Since Independence, India’s educational performance has been regularly put under scrutiny. Meeting the original mandate of providing free and compulsory education to all children up to the age of 14 had provided to be an uphill task. Various reforms and programmes have been initiated over the past decades to achieve the somewhat elusive aim of universal elementary education (UEE). The National Policy on Education (1986) formulated after a nation-wide debate still stands out as a landmark in the country’s educational policy along with the 1982 Programme OF Action which outlined its implementation strategy. A framework of partnerships aiming at launch centrally sponsored schemes at the state level followed later. A spectacular innovation, post-1991, was the multiplicity of donor-assisted programmes.Against this backdrop, the enduring class, caste and gender imbalances in education called for a political will to make access to schools a priority.

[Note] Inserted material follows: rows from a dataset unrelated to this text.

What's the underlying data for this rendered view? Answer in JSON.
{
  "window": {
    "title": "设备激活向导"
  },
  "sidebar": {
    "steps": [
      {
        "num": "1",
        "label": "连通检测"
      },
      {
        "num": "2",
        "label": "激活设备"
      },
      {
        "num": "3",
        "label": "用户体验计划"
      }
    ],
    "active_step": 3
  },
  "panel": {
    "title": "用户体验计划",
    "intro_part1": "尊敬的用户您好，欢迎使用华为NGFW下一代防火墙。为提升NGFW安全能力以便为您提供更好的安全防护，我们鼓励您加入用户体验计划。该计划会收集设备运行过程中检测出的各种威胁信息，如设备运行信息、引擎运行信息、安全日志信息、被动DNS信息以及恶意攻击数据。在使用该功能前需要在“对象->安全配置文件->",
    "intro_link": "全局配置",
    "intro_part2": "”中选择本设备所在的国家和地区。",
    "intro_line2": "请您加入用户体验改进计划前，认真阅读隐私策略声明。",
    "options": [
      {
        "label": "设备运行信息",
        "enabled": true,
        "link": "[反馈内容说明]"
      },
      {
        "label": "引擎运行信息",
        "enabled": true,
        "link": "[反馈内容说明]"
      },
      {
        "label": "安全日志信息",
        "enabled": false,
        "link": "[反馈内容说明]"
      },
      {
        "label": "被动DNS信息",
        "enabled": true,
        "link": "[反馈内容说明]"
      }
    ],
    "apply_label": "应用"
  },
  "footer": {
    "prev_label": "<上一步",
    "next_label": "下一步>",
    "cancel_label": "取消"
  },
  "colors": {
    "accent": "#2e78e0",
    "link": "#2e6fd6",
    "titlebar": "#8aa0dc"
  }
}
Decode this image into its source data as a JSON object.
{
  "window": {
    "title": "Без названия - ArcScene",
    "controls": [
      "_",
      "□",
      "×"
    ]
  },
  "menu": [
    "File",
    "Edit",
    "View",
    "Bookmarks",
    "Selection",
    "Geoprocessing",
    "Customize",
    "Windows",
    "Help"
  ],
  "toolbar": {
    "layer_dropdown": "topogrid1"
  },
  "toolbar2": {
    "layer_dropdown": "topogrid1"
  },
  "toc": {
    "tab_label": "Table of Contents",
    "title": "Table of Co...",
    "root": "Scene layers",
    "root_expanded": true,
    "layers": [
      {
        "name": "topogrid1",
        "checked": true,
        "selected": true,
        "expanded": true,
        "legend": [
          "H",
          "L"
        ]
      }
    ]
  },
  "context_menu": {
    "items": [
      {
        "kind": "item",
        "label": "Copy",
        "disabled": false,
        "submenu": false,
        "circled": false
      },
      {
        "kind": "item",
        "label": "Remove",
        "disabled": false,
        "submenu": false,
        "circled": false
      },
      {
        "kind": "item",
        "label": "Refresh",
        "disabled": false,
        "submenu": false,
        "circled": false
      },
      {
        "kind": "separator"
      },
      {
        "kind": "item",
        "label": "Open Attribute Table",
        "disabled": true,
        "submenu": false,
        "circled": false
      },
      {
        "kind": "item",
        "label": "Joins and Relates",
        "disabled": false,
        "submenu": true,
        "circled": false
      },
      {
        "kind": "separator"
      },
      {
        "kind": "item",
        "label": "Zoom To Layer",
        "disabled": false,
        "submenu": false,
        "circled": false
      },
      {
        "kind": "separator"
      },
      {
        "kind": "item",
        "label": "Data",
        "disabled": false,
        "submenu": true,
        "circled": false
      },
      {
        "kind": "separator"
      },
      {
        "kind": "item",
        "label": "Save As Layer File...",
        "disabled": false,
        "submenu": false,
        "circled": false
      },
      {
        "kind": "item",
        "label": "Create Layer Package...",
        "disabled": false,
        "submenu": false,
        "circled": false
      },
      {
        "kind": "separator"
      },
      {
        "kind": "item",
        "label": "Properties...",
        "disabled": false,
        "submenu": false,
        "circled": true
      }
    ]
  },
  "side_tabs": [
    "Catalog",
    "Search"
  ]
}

Moreover, as schools form a natural arena for the construction of nationalism, it is not a surprise that the gradual withdrawal of the state from the educational sphere has created a vacuum for its use by ideological groups and organizations.
Some of these significant changes and present trends are reflected and commented upon in the present volume, which is the outcome of two international conferences organized by the Centre de Sciences Humaines, New Delhi. Cutting across research fields, the two seminars gathered on a common platform, historians, political scientists and educationists from Indian and Europe to reflect on the most central issues in the education sector: its history and development, its decentralization, its finances, its sociology and some of its ideological trends.